One of the major impediments to the use of metadata is arriving at agreements concerning the vocabulary to be used consistently in the metadata fields. Some are at the nuisance level: is it "computer-based" instruction, or "computer-assisted" instruction? Others are far more critical, particularly in the development of subject matter hierarchies that describe subject domains. Some terms may be tied to passing educational trends, others may the basis of fundamental debate in a discipline. All require consistent cataloging and periodic analysis to assure currency and accuracy. Just as authors prefer articles for journals using prescribed formats, it is likely that over time, the vocabulary and procedures for imbedding metadata in electronic resources will become a byproduct of document creation. But until that time arrives, a fair investment in time and training will be required for documents already on the web as well as those to be added in the future. This cataloging can be done by third parties with the necessary subject matter knowledge and expertise to describe the electronic documents to meet the metadata standards. In addition, organizations like GEM and IMS are already far along in development of cataloging tools to make this process more consistent and less costly. Organizations with large document collections may also choose to employ metadata so that documents for internal as well as external use are more effectively located. As more and more student projects and teaching materials are produced in electronic formats, metadata can be a useful way of archiving these resources as well for use on school intranets.

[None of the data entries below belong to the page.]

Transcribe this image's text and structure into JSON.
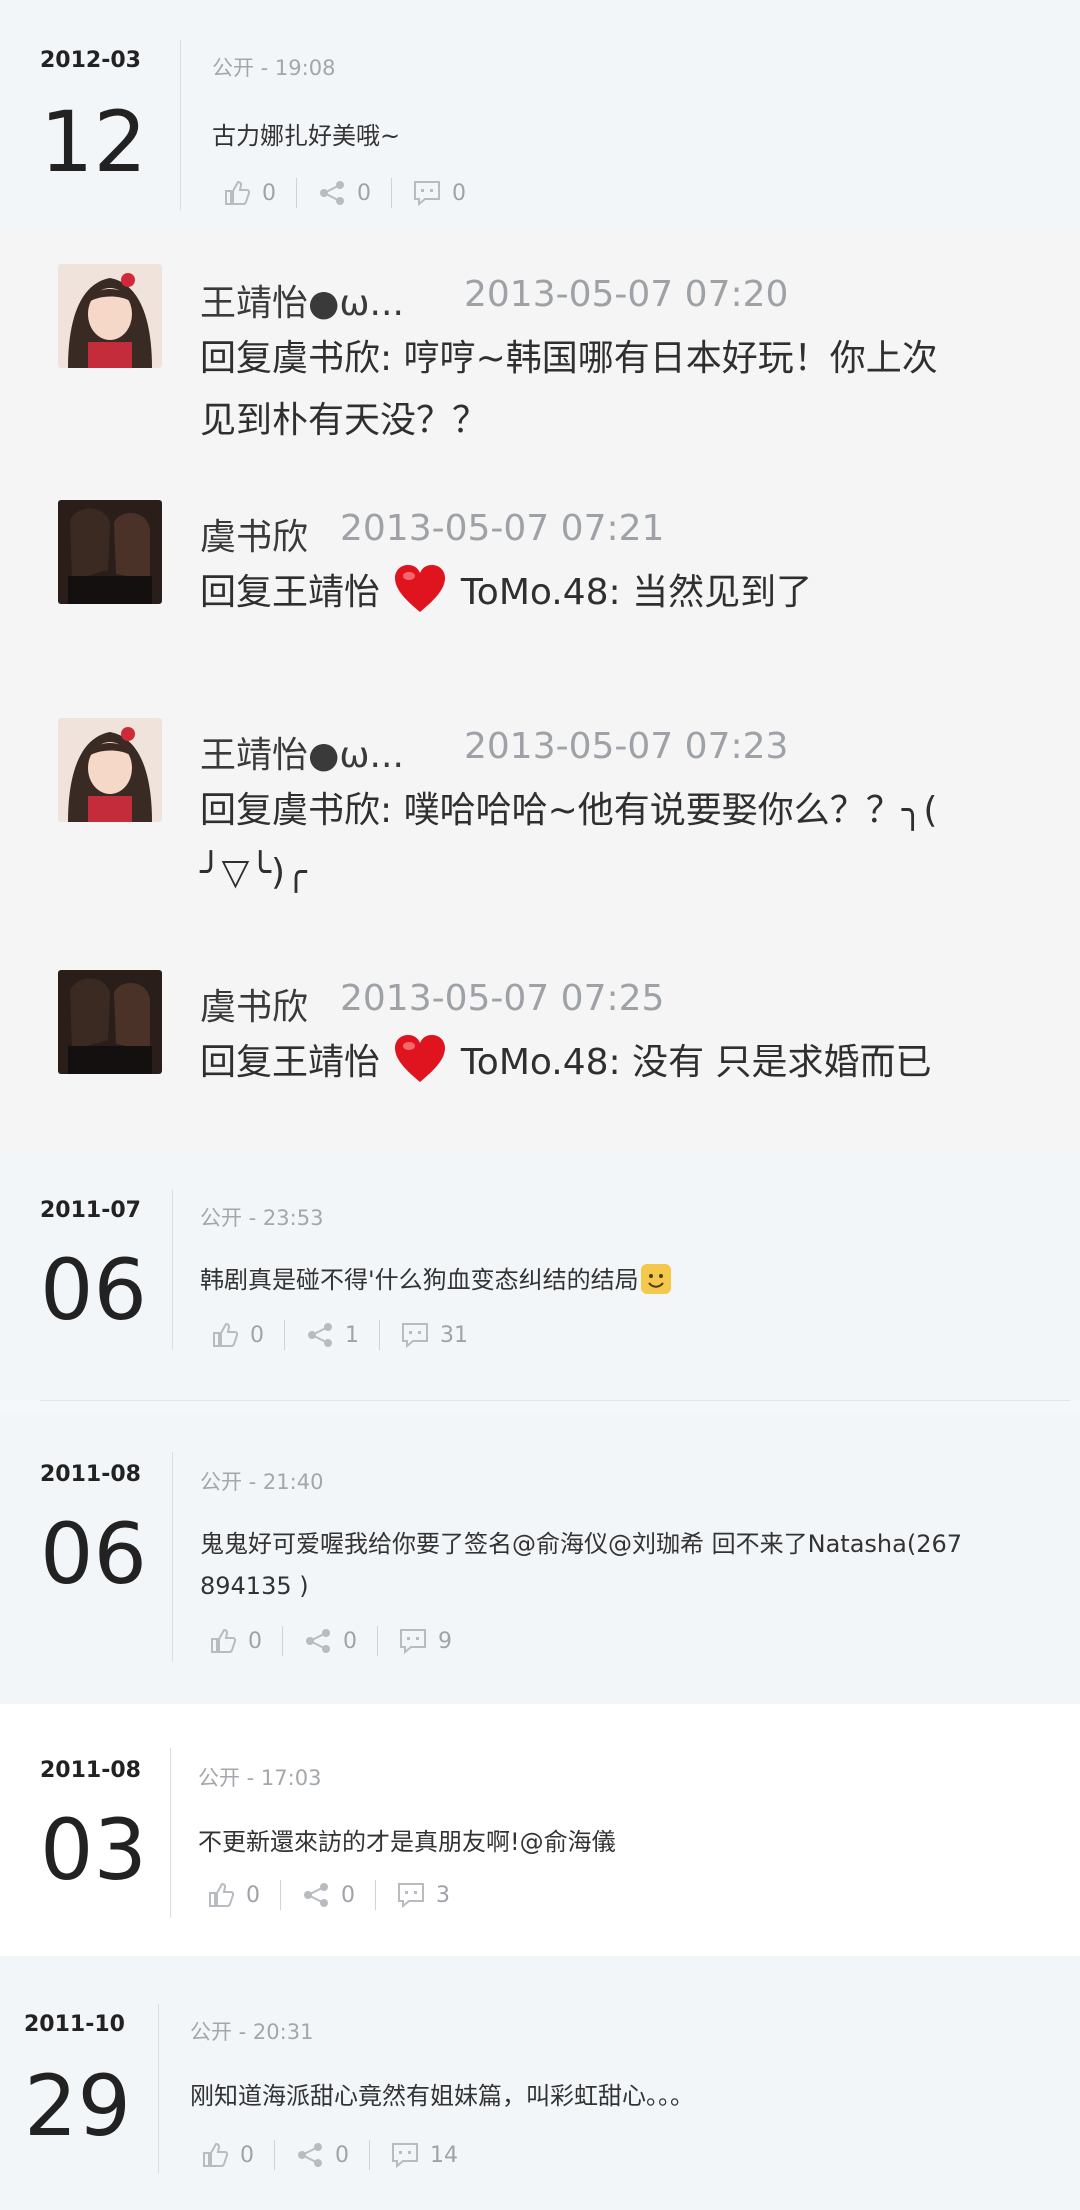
{
  "posts": [
    {
      "ym": "2012-03",
      "day": "12",
      "meta": "公开 - 19:08",
      "text": "古力娜扎好美哦~",
      "likes": "0",
      "shares": "0",
      "comments": "0"
    },
    {
      "ym": "2011-07",
      "day": "06",
      "meta": "公开 - 23:53",
      "text": "韩剧真是碰不得'什么狗血变态纠结的结局",
      "likes": "0",
      "shares": "1",
      "comments": "31"
    },
    {
      "ym": "2011-08",
      "day": "06",
      "meta": "公开 - 21:40",
      "text1": "鬼鬼好可爱喔我给你要了签名@俞海仪@刘珈希 回不来了Natasha(267",
      "text2": "894135 )",
      "likes": "0",
      "shares": "0",
      "comments": "9"
    },
    {
      "ym": "2011-08",
      "day": "03",
      "meta": "公开 - 17:03",
      "text": "不更新還來訪的才是真朋友啊!@俞海儀",
      "likes": "0",
      "shares": "0",
      "comments": "3"
    },
    {
      "ym": "2011-10",
      "day": "29",
      "meta": "公开 - 20:31",
      "text": "刚知道海派甜心竟然有姐妹篇，叫彩虹甜心。。。",
      "likes": "0",
      "shares": "0",
      "comments": "14"
    }
  ],
  "replies": [
    {
      "name": "王靖怡●ω...",
      "time": "2013-05-07 07:20",
      "line1": "回复虞书欣: 哼哼~韩国哪有日本好玩！你上次",
      "line2": "见到朴有天没？？"
    },
    {
      "name": "虞书欣",
      "time": "2013-05-07 07:21",
      "line1a": "回复王靖怡",
      "line1b": "ToMo.48: 当然见到了"
    },
    {
      "name": "王靖怡●ω...",
      "time": "2013-05-07 07:23",
      "line1": "回复虞书欣: 噗哈哈哈~他有说要娶你么？？╮(",
      "line2": "╯▽╰)╭"
    },
    {
      "name": "虞书欣",
      "time": "2013-05-07 07:25",
      "line1a": "回复王靖怡",
      "line1b": "ToMo.48: 没有 只是求婚而已"
    }
  ],
  "colors": {
    "heart": "#e0141e",
    "page_bg": "#f6f7f9",
    "reply_bg": "#f5f5f5"
  }
}
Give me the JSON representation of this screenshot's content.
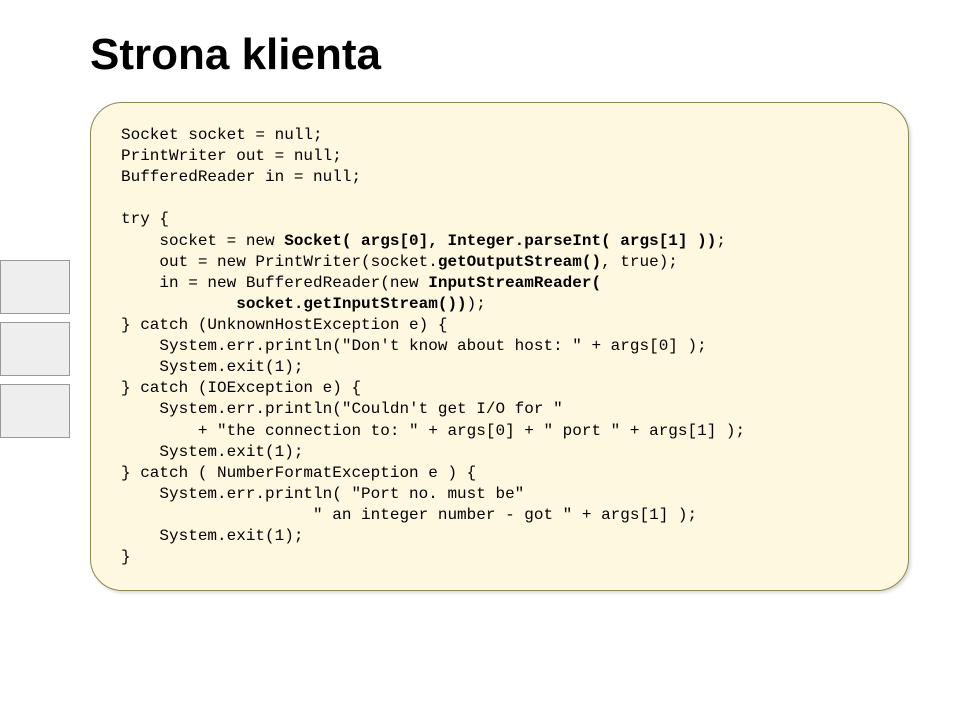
{
  "title": "Strona klienta",
  "code": {
    "l01": "Socket socket = null;",
    "l02": "PrintWriter out = null;",
    "l03": "BufferedReader in = null;",
    "l04": "",
    "l05": "try {",
    "l06a": "    socket = new ",
    "l06b": "Socket( args[0], Integer.parseInt( args[1] ))",
    "l06c": ";",
    "l07a": "    out = new PrintWriter(socket.",
    "l07b": "getOutputStream()",
    "l07c": ", true);",
    "l08a": "    in = new BufferedReader(new ",
    "l08b": "InputStreamReader(",
    "l09b": "            socket.getInputStream())",
    "l09c": ");",
    "l10": "} catch (UnknownHostException e) {",
    "l11": "    System.err.println(\"Don't know about host: \" + args[0] );",
    "l12": "    System.exit(1);",
    "l13": "} catch (IOException e) {",
    "l14": "    System.err.println(\"Couldn't get I/O for \"",
    "l15": "        + \"the connection to: \" + args[0] + \" port \" + args[1] );",
    "l16": "    System.exit(1);",
    "l17": "} catch ( NumberFormatException e ) {",
    "l18": "    System.err.println( \"Port no. must be\"",
    "l19": "                    \" an integer number - got \" + args[1] );",
    "l20": "    System.exit(1);",
    "l21": "}"
  }
}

In effect, metadata is an effort to transform the web from being a very large collection of unstructured "flat" files and isolated database records that can only be searched with great difficulty, into a structured database environment with superior search and retrieval capabilities. It also is an effort to increase the likelihood that trusted and useful electronic resources will be made available by content providers and developers so that less time is spent wading through perhaps interesting but unrelated resources to find the few that are of interest. We are, for better or worse, still in the Paleolithic stage of the web, struggling to be hunters and gatherers of information as best we can, following paths defined by others, breaking twigs along the way, or at least creating bookmarks so that we won't be lost when we return. Metadata is a logical and necessary next step to increase our search and retrieval capabilities as the scale and scope of electronic information resources continue to grow quickly. The use of metadata and associated schema will make it possible for search engines to make more intelligent use of keywords entered into search screens, so that through analysis of these terms in the context of specific schema, the likelihood of retrieving relevant resources will be increased.